The irony of a “democratized” media is that some content producers have more power than others. In a media without gatekeepers, where one’s real identity is often hidden or disguised, the truly empowered are the big companies with the huge advertising budgets. In theory, Web 2.0 gives amateurs a voice. But in reality it’s often those with the loudest, most convincing message, and the most money to spread it, who are being heard.
cannot be relied upon to keep us informed. When our individual intentions are left to the wisdom of the crowd, our access to information becomes narrowed, and as a result, our view of the world and our perception of truth becomes dangerously distorted.
The most disturbing thing of all about social news sites is that many influencers are gaming the engines to promote their own agendas. According to the Wall Street Journal report, some marketing companies are now selling “front-page exposure” on Digg. Others openly pay influencers to push stories. In October 2006, for example, User/Submitter.com

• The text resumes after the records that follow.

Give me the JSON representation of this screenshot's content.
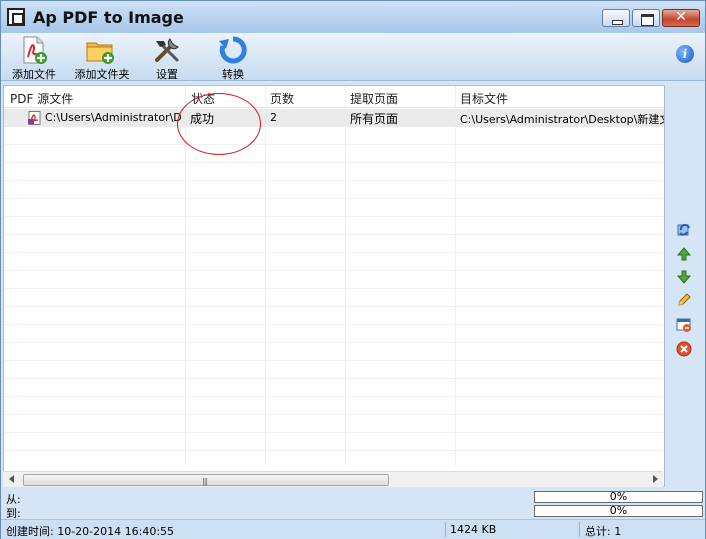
{
  "window": {
    "title": "Ap PDF to Image"
  },
  "toolbar": {
    "items": [
      {
        "label": "添加文件",
        "icon": "add-file-pdf-icon"
      },
      {
        "label": "添加文件夹",
        "icon": "add-folder-icon"
      },
      {
        "label": "设置",
        "icon": "settings-tools-icon"
      },
      {
        "label": "转换",
        "icon": "convert-refresh-icon"
      }
    ],
    "info_label": "i"
  },
  "list": {
    "columns": [
      "PDF 源文件",
      "状态",
      "页数",
      "提取页面",
      "目标文件"
    ],
    "rows": [
      {
        "source": "C:\\Users\\Administrator\\D...",
        "status": "成功",
        "pages": "2",
        "extract": "所有页面",
        "target": "C:\\Users\\Administrator\\Desktop\\新建文件"
      }
    ]
  },
  "scrollbar": {
    "grip": "|||"
  },
  "sidebar": {
    "icons": [
      "refresh-icon",
      "move-up-icon",
      "move-down-icon",
      "edit-pencil-icon",
      "window-remove-icon",
      "delete-icon"
    ]
  },
  "progress": {
    "from_label": "从:",
    "to_label": "到:",
    "from_percent": "0%",
    "to_percent": "0%"
  },
  "status": {
    "created": "创建时间: 10-20-2014 16:40:55",
    "size": "1424 KB",
    "total": "总计: 1"
  },
  "colors": {
    "accent": "#1657c7",
    "annotation": "#d01818",
    "window_bg": "#d6e5f5"
  }
}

In 1841, a Scottish journalist called Charles Mackay wrote a classic critique of the irrational crowd called Extraordinary Popular Delusions.19 Mackay used the Dutch Tulipmania fiasco and the South Sea Bubble to show that “whole communities suddenly fix their minds upon one object and go mad in its pursuit.” If Mackay were around today, he would add Web 2.0 to the list of extraordinary popular delusions that have gripped the crowd. There is a twist, however, to today’s grand digital delusion. With Web 2.0, the madness is about the crowd falling in love with itself. Is that really the wisdom...